Independent contractors are entitled to far fewer rights under California employment law than employees or in some cases even job applicants. In filing an employment lawsuit against a company, one must establish they are an employee or prospective employee.employee misclassification Los Angeles

But as our Los Angeles employment attorneys know well, misclassification of employees as independent contractors is rampant. It’s often left to the court’s to decide.

Recently, a California appellate court ordered a new trial in the case of a worker who was technically a temp agency employee, but who took on a supervisory position for five years at the shoe care manufacturing company with which the temp agency contracted. Although the temp agency cut her checks, it was the manufacturer that had the direction and control of her day-to-day work. This, the court ruled, made her an employee for purposes of relief for alleged discrimination and wrongful termination under California’s Fair Employment and Housing Act.

Independent Contractor v. Employee

There is no set definition of the term “independent contractor,” which is why courts and enforcement agencies are often asked to consider the fact pattern of each case where employment status is a possible issue. The Division of Labor Standards Enforcement begins with the presumption that a worker is an employee, but it is one that can be rebutted by the employer. Continue reading

There are many federal and California laws that protect employees from discrimination and retaliatory action. It’s important when pursuing your claim to file under the proper cause of action to ensure the greatest change of success. That’s why it’s so important to choose an Orange County employment attorney with a wealth of experience and a verifiable track record of success. racial discrimination

Recently in Sacramento, a man sued a local baseball club for racial discrimination, alleging the club refused to hire him on the basis of his race. His complaint alleged common tort law violations under the Unruh and Ralph Civil Rights Acts, and further committed unfair business practices as outlined under Business and Professions Code section 17200.

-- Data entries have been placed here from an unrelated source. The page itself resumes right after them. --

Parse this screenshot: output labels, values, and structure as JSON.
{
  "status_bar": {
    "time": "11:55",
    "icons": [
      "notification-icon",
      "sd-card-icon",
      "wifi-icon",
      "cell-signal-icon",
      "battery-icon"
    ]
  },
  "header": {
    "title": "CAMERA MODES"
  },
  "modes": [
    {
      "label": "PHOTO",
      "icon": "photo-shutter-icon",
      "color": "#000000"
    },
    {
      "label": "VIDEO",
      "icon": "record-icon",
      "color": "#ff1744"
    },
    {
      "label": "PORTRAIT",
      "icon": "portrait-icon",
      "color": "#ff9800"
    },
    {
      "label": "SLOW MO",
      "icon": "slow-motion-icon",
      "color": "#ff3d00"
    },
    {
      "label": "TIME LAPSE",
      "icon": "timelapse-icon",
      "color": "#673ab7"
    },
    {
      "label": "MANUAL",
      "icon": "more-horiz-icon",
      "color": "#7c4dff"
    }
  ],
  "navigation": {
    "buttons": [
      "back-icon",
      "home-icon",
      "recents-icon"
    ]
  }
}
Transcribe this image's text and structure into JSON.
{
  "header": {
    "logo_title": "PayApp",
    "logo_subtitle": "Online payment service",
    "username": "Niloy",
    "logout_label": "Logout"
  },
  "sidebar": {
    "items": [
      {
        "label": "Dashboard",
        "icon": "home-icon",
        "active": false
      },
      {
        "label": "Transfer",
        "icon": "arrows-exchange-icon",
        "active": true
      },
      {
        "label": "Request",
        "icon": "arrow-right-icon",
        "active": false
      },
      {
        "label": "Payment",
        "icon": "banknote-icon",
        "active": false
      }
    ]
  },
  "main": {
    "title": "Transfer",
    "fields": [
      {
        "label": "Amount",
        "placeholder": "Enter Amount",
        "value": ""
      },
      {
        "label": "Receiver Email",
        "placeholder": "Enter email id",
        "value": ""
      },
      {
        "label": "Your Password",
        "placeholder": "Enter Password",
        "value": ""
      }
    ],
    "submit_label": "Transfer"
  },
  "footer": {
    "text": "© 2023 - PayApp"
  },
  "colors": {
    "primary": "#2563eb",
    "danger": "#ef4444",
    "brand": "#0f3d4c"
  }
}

The trial court dismissed his claim after finding that while failure or refusal to hire a prospective employee on the basis of race is a violation of public policy (including both the state Constitution as well as the General Code), the proper remedy through the California Fair Employment and Housing Act (FEHA). Were he an employee, he might have found resolution in a common law tort, but as an applicant, the claim needed be filed under FEHA. The California Court of Appeal, Third Appellate District affirmed.

It might seem a ridiculous technicality, but claims must be properly stated at the outset in order for courts to properly consider them. A slight misunderstanding of California’s employment statutes and case law could end up costing you valuable time. Improperly state your claim and you might run the risk of being forever barred from continuing to pursue it if you’re too late to file again before the statute of limitations runs out. Continue reading

California employees have the right to be paid – in full and on time. Yet wage theft is still a prime source of labor law violations in this state.

That’s why lawmakers enacted AB 673, amending Chapter 716, Section 210 of the Labor Code. wage and hour lawyer

Existing law provides for a civil penalty – both additionally and entirely independent from all other fines or penalties – on anyone who fails to pay the wages of every employee. The law also includes a provision that bars differential pay or pay schedules on the basis of gender. It allows for the state Labor Commissioner to recover that penalty as part of the hearing that’s held to recover any unpaid wages/penalties or independent from the civil action. A portion of those penalties go to a specific fund in the Labor and Workforce Development Agency for the express purpose of educating workers about state labor laws. The rest goes to the State Treasury/General Fund.

AB 673 allows for the workers who have been affected to bring an action to recover certain penalties against employers who failed to pay them. Continue reading